4 Background – Clinicians Frequently err erroneously on the side of caution Slide credit: M Bartick

5 Background – Clinicians And… Baby may not comply with “temporary” weaning Weaning, even temporarily, is traumatic Need to balance short term med concerns with long term breastfeeding benefits

6 Seven contraindications to breastfeeding (AAP 2005) Mother HIV + (in USA) Use of illegal drugs by mother Certain medications Active, untreated TB in mother Galactosemia in baby Mother HTLV + Herpes on breast

7 A mother is taking the following medication or drug. She asks you, “Is it to breastfeed?” What is your advice? HANDOUT M1 Cocaine Methadone Glass of wine Heparin Phenytoin (Dilantin) Lithium Magnesium sulfate TMP-SMZ (Bactrim) Tetracycline

8 How to decide if a medication or drug is ok? Pharmacokinetic factors Factors which govern drug transfer across membranes into breast milk as well as the metabolism of the drug in mother and infant

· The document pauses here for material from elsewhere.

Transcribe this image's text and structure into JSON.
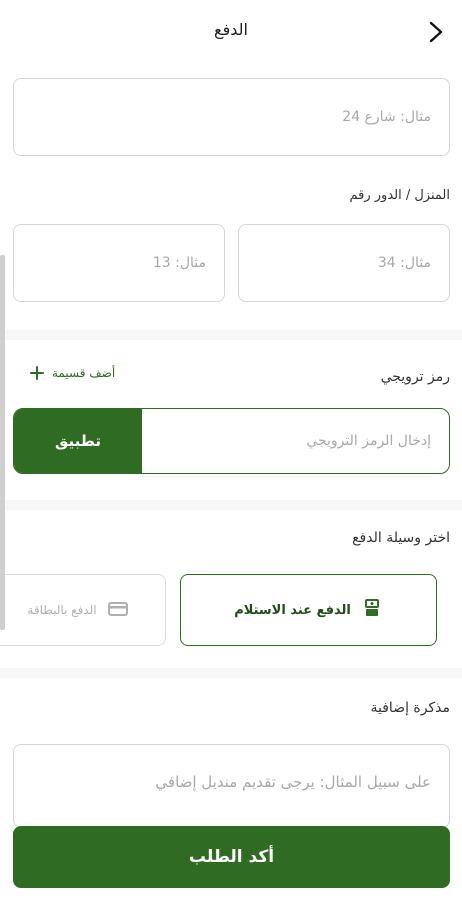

9 Pharmacokinetic factors 1.Passive diffusion 2.Molecular weight 3.Protein binding 4.Lipid solubility 5.Half life 6.Oral bioavailability

10 Passive diffusion Drugs move in and out of breast milk High to low With time direction may shift Example: alcohol

11 Molecular weight High molecular weight limits movement into breast milk MW >500 daltons does not enter breast milk

12 Molecular weight: examples Insulin: MW > 6,000 daltons Heparin: MW 40,000 daltons Ethanol: MW 200

13 Protein binding Medications circulate in maternal circulation bound or unbound to albumin Only unbound drug gets into maternal milk Definition of good protein binding = > 90%

14 Protein binding High protein binding Propranolol 90% L2 Diazepam 99% L3 Low protein binding Lithium 0% L3

15 Lipid solubility Drugs that are very lipid soluble penetrate into breast milk in higher concentration Drugs that are active in the CNS are drugs with high lipid solubility

16 Half life Short half life drugs Alcohol 24 min Keflex 50 min Ibuprofen 120 min General anesthesia Long half life drugs Prozac 216 hours

17

18 Oral bioavailability Amount of drug that is absorbed from the gut into the blood stream

19 Oral bioavailability Drug Maternal GI Tract Maternal Plasma Breast Milk Infant GI Tract Infant Plasma

20 Oral bioavailability Low bioavailability may be due to –Reduced absorption in GI tract –Poor GI stability due to acidity –High first-pass uptake by liver

21 Poor oral bioavailability Gentamycin –<1% oral bioavailability Insulin (destroyed in gut) –0% oral bioavailability Heparin (destroyed in gut)

22 Summary Drugs transfer into human milk if they: Attain high conc in maternal plasma Are small enough Are non-protein bound Are highly lipid soluble Then once in breast milk: Are affected by oral bioavailability in baby’s gut

23 In general, baby gets <1% of maternal dose of drug

24 Resources BAD Very Very Very Bad Physician’s Desk Reference (PDR) Major concern is legal risk

25 Resources OK AAP Statement Committee on Drugs. The transfer of drugs and other chemicals in human milk. Pediatrics 2001;108(3):

26 Resources THE BEST Medications and Mothers’ Milk Thomas Hale, Ph.D.

27 Medications and Mothers’ Milk Lactation Risk Category L1 Safest L2Safer L3Moderately safe L4Possibly hazardous L5Contraindicated

28 Resources THE BEST LactMed.com

29 What’s your advice? Cocaine No: Hale L5, drug of abuse contraindicated by AAP Methadone Yes: Hale L3, (if HIV neg, no illegal drugs) Alcohol (glass of wine) Yes: Hale L3, but common sense, moderation, peak levels

30 What’s your advice? Heparin Yes: Hale L1 –MW 30,000 daltons, oral bio 0% Phenytoin (Dilantin) Yes: Hale L2, AAP ok Lithium Used to be No: Hale L5 Now Yes: Hale L3 with close observation

31 What’s your advice? Magnesium sulfate Yes: Hale L1 TMP-SMZ (Bactrim) Yes: Hale L3, AAP ok Tetracycline Yes: Hale L2, AAP ok – binds to calcium in the milk (<3 weeks use)

32 Take Home Points Don’t guess Use Medication and Mothers’ Milk (www.iBreastfeeding.com)www.iBreastfeeding.com Use LactMed (or toxnet)

33 References Hale, Thomas. Medications and Mothers’ Milk, 14 th ed. Amarillo, TX: Pharmasoft, 2010 –www.ibreastfeeding.com LactMed on ToxNet –Massbfc.org has link to AAP document and LactMed


Download ppt "Teaching in Twenty Medications and Breast Milk Barbara L. Philipp, MD, FAAP, FABM Professor of Pediatrics Boston University School of Medicine Boston Medical."

Similar presentations


Ads by Google